Various industry groups that do business in areas of the Texas Panhandle where the bird is typically found have encouraged their members to increase and improve habitat to make up for the impact of agriculture, oil and natural gas production and wind farm operation.
The proposed rule would exempt producers from punishment for accidental damage or death of birds occurring from routine agricultural practices or activities of landowners participating in the Natural Resource Conservation Service’s Lesser Prairie-Chicken Initiative.
Comments on the special rule and the listing proposal must be received before midnight on Feb. 12. The deadline for a final ruling on listing the prairie chicken is March 31.
For more information on the proposals and how to submit comments, go to www.fws.gov/southwest. To comment, go to http://1
.usa.gov/1fxpaw7 and click on “Comment Now.”
Energy producers are also working toward conservation of the prairie-chicken’s habitat.
The Western Association of Fish and Wildlife Agencies announced Thursday that Continental Resources, Devon Energy, Apache Corp., Samson Resources and others are the first to sign up for the Lesser
Prairie-Chicken Range-wide Conservation Plan which allows them to continue business while helping the bird.
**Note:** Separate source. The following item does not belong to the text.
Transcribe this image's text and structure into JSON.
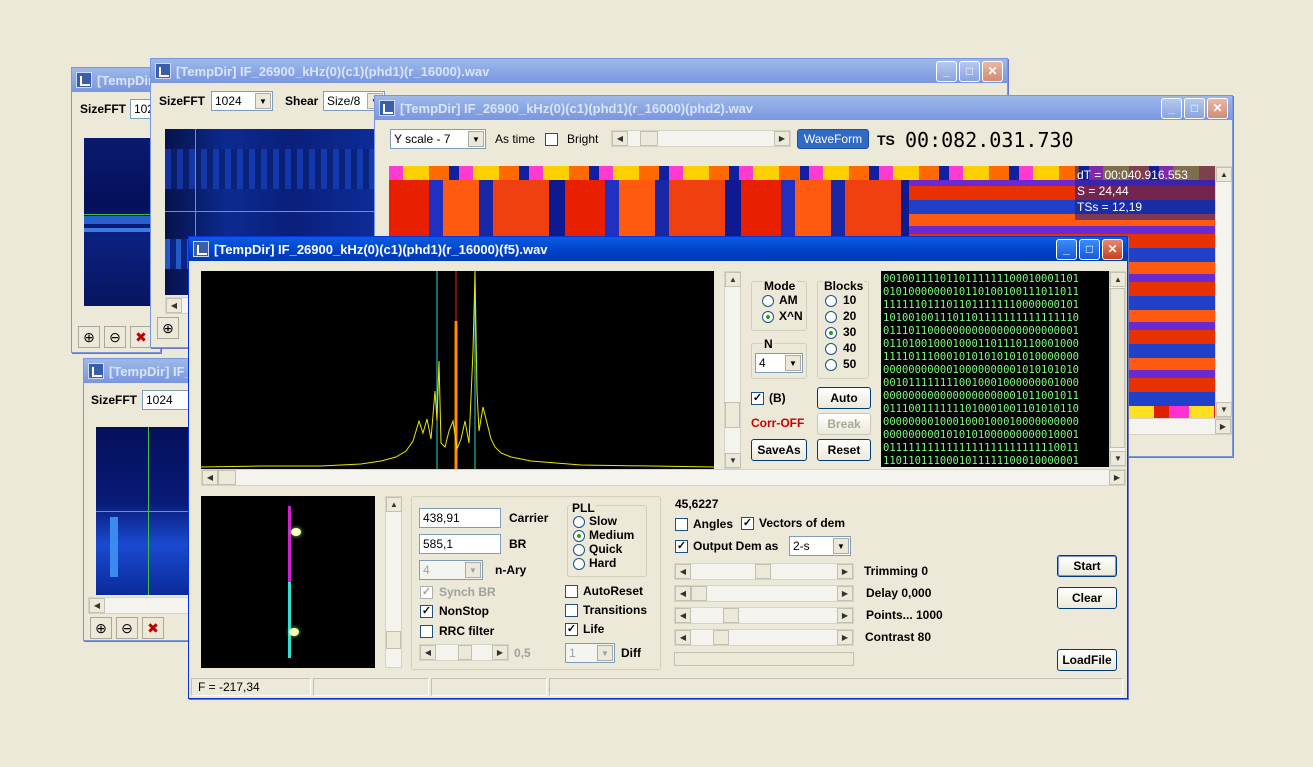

They commit to developing oil and gas in ways that minimize habitat harm and to pay for conservation on agriculture land.
“Multiple oil and gas companies are voluntarily enrolling nearly 1.5 million acres of land,” the association said in a news release.